## WHAT TO WORK ON
Word for word, reproduce the records, keeping none of the pictures.

## SUPPLIED INFORMATION

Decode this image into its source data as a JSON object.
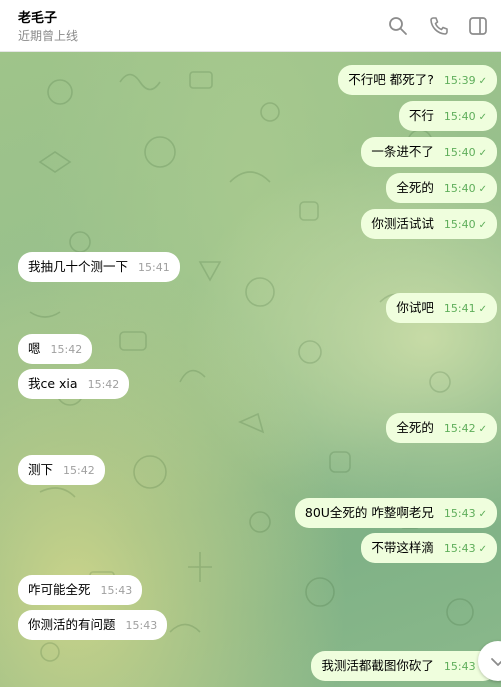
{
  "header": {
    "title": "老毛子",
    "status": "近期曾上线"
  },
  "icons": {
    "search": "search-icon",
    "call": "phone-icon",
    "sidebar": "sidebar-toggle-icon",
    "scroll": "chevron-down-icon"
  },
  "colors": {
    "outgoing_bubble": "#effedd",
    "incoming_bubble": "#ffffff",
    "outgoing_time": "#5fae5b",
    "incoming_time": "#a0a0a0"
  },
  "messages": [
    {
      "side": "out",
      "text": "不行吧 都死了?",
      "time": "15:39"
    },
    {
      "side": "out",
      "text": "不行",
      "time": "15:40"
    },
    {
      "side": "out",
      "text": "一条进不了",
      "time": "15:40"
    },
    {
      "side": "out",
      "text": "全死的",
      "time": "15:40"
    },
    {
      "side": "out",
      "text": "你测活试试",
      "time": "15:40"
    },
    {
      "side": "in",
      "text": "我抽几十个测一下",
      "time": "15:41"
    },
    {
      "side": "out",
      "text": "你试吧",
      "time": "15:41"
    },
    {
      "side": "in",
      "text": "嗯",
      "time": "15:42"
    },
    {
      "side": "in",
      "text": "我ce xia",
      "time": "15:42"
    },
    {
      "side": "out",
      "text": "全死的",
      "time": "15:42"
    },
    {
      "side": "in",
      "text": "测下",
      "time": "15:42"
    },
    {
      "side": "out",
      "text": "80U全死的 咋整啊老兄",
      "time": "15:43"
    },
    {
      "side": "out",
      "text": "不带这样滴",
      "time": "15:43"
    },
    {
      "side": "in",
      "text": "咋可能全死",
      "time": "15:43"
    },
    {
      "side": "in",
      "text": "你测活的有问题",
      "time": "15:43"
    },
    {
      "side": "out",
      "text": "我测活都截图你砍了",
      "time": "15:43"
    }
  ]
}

## FINAL ANSWER
Decode this image into its source data as a JSON object.
{
  "header": {
    "title": "老毛子",
    "status": "近期曾上线"
  },
  "icons": {
    "search": "search-icon",
    "call": "phone-icon",
    "sidebar": "sidebar-toggle-icon",
    "scroll": "chevron-down-icon"
  },
  "colors": {
    "outgoing_bubble": "#effedd",
    "incoming_bubble": "#ffffff",
    "outgoing_time": "#5fae5b",
    "incoming_time": "#a0a0a0"
  },
  "messages": [
    {
      "side": "out",
      "text": "不行吧 都死了?",
      "time": "15:39"
    },
    {
      "side": "out",
      "text": "不行",
      "time": "15:40"
    },
    {
      "side": "out",
      "text": "一条进不了",
      "time": "15:40"
    },
    {
      "side": "out",
      "text": "全死的",
      "time": "15:40"
    },
    {
      "side": "out",
      "text": "你测活试试",
      "time": "15:40"
    },
    {
      "side": "in",
      "text": "我抽几十个测一下",
      "time": "15:41"
    },
    {
      "side": "out",
      "text": "你试吧",
      "time": "15:41"
    },
    {
      "side": "in",
      "text": "嗯",
      "time": "15:42"
    },
    {
      "side": "in",
      "text": "我ce xia",
      "time": "15:42"
    },
    {
      "side": "out",
      "text": "全死的",
      "time": "15:42"
    },
    {
      "side": "in",
      "text": "测下",
      "time": "15:42"
    },
    {
      "side": "out",
      "text": "80U全死的 咋整啊老兄",
      "time": "15:43"
    },
    {
      "side": "out",
      "text": "不带这样滴",
      "time": "15:43"
    },
    {
      "side": "in",
      "text": "咋可能全死",
      "time": "15:43"
    },
    {
      "side": "in",
      "text": "你测活的有问题",
      "time": "15:43"
    },
    {
      "side": "out",
      "text": "我测活都截图你砍了",
      "time": "15:43"
    }
  ]
}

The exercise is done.